* **Your assignment**: The result should be a verbatim copy of the whole listing.

* **Information given**:

- - -

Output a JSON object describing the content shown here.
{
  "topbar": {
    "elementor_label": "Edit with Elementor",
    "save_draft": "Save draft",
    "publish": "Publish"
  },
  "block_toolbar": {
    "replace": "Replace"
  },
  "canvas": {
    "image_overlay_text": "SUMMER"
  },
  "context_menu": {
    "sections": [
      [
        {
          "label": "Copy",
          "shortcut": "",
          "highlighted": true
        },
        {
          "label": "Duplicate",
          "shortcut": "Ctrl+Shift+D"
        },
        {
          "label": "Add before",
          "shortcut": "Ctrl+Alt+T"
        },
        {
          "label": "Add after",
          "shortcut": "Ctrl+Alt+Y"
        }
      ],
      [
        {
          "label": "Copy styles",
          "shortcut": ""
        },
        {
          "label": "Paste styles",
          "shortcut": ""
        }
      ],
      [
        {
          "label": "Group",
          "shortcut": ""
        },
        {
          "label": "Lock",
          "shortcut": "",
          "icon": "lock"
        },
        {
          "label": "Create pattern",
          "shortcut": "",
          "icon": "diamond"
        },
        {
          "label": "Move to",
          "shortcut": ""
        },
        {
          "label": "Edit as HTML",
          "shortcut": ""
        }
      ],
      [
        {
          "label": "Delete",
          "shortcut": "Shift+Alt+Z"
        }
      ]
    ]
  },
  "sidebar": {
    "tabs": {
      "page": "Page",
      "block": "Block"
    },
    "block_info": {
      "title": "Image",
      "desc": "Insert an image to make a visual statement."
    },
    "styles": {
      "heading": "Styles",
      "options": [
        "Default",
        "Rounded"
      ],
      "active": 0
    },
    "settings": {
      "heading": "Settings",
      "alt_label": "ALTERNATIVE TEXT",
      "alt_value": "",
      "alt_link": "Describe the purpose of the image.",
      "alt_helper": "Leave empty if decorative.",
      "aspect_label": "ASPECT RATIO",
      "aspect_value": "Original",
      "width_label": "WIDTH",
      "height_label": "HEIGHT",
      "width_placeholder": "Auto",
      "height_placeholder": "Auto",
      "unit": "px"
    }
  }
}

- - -

* **Result of the exercise**:
Output a JSON object describing the content shown here.
{
  "topbar": {
    "elementor_label": "Edit with Elementor",
    "save_draft": "Save draft",
    "publish": "Publish"
  },
  "block_toolbar": {
    "replace": "Replace"
  },
  "canvas": {
    "image_overlay_text": "SUMMER"
  },
  "context_menu": {
    "sections": [
      [
        {
          "label": "Copy",
          "shortcut": "",
          "highlighted": true
        },
        {
          "label": "Duplicate",
          "shortcut": "Ctrl+Shift+D"
        },
        {
          "label": "Add before",
          "shortcut": "Ctrl+Alt+T"
        },
        {
          "label": "Add after",
          "shortcut": "Ctrl+Alt+Y"
        }
      ],
      [
        {
          "label": "Copy styles",
          "shortcut": ""
        },
        {
          "label": "Paste styles",
          "shortcut": ""
        }
      ],
      [
        {
          "label": "Group",
          "shortcut": ""
        },
        {
          "label": "Lock",
          "shortcut": "",
          "icon": "lock"
        },
        {
          "label": "Create pattern",
          "shortcut": "",
          "icon": "diamond"
        },
        {
          "label": "Move to",
          "shortcut": ""
        },
        {
          "label": "Edit as HTML",
          "shortcut": ""
        }
      ],
      [
        {
          "label": "Delete",
          "shortcut": "Shift+Alt+Z"
        }
      ]
    ]
  },
  "sidebar": {
    "tabs": {
      "page": "Page",
      "block": "Block"
    },
    "block_info": {
      "title": "Image",
      "desc": "Insert an image to make a visual statement."
    },
    "styles": {
      "heading": "Styles",
      "options": [
        "Default",
        "Rounded"
      ],
      "active": 0
    },
    "settings": {
      "heading": "Settings",
      "alt_label": "ALTERNATIVE TEXT",
      "alt_value": "",
      "alt_link": "Describe the purpose of the image.",
      "alt_helper": "Leave empty if decorative.",
      "aspect_label": "ASPECT RATIO",
      "aspect_value": "Original",
      "width_label": "WIDTH",
      "height_label": "HEIGHT",
      "width_placeholder": "Auto",
      "height_placeholder": "Auto",
      "unit": "px"
    }
  }
}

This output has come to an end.